 As the order was immune from collateral attack, the appeal from Mr. Justice Romilly’s order must be dismissed.
 If Mr. MacKenzie was concerned about the jurisdiction of Registrar Blok, he could have raised that issue at the hearing of the matter or upon appeal. I agree with the submission of the applicant that he could have discovered this challenge by exercising reasonable diligence.
 It is inappropriate for this Court to allow a proceeding to continue on the basis the litigant has now come up with a constitutional argument six years later that attacks the legal basis of the original judgment, which obviously did not fall in his favour. He has squandered his right to appeal the decision for want of prosecution. That was the proper avenue for challenging Registrar Blok’s decision.
 It is also well established under the doctrine of res judicata that the courts will not permit the same parties to open the same subject of litigation in respect of a matter which the parties, exercising reasonable diligence, might have brought forward at the time. As stated by Madam Justice Newbury in Cliffs Over Maple Bay (Re), 2011 BCCA 180 at para. 28:
Although grounded in the same basic considerations, each form involves, or has traditionally involved, criteria that have been expressed in slightly different terms. The traditional criteria for cause of action estoppel, confirmed in Canada in Angle, supra, were summarized by Chief Justice Hewak in Bjarnarson v. Manitoba (1987) 38 D.L.R. (4th) 32 (Man. Q.B.) at 34, aff’d. (1987) 45 D.L.R. (4th) 766 (Man. C.A.), as taken from Grandview v. Doering  2 S.C.R. 621:
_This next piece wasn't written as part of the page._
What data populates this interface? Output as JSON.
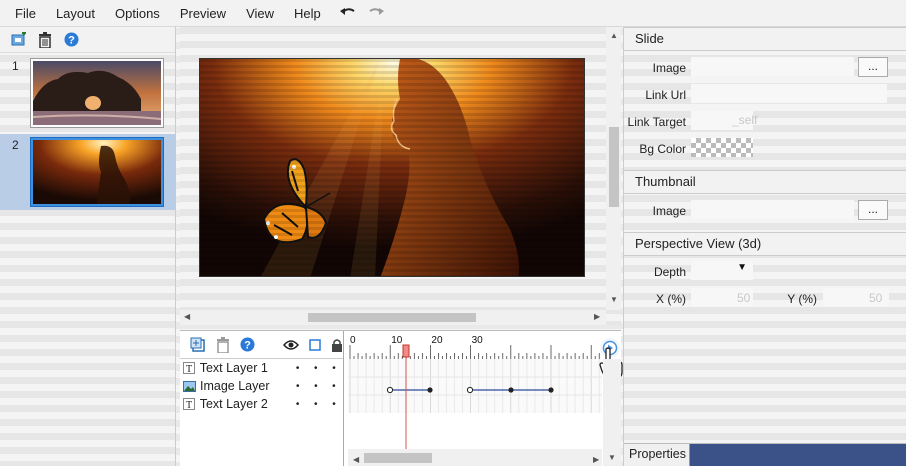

1. There must be a final decision of a court of competent jurisdiction in the prior action [the requirement of “finality”];
2. The parties to the subsequent litigation must have been parties to or in privy with the parties to the prior action [the requirement of “mutuality”];
3. The cause of action and the prior action must not be separate and distinct; and
4. The basis of the cause of action and the subsequent action was argued or could have been argued in the prior action if the parties had exercised reasonable diligence. [At para. 6; emphasis added.]
It is perhaps unnecessary to state that the doctrine contemplates two “causes” – the first having ended in a final judgment that bars a “second claim for the same cause”: see Mohl v. University of British Columbia, 2006 BCCA 70 at paras. 23-4. In this context, “cause of action” does not refer to the name or classification given to the wrong or remedy, but to a factual situation which entitles one to a remedy: see also Lange at 147; Comeau v. Breau (1994) 145 N.B.R. (2d) 329 (C.A.) at para. 18; and Letang v. Cooper  1 Q.B. 222 (C.A.) at 242-43.
 In Braithwaite v. Nova Scotia Public Service Long Term Disability Plan Trust Fund, 1999 NSCA 77 Mr. Justice Cromwell declined to strike out the action at the preliminary stage because he was concerned that it was far from clear, based on the incomplete record, if the matter was a collateral attack (para. 60). That is not a concern for me: I have the full factual record before me.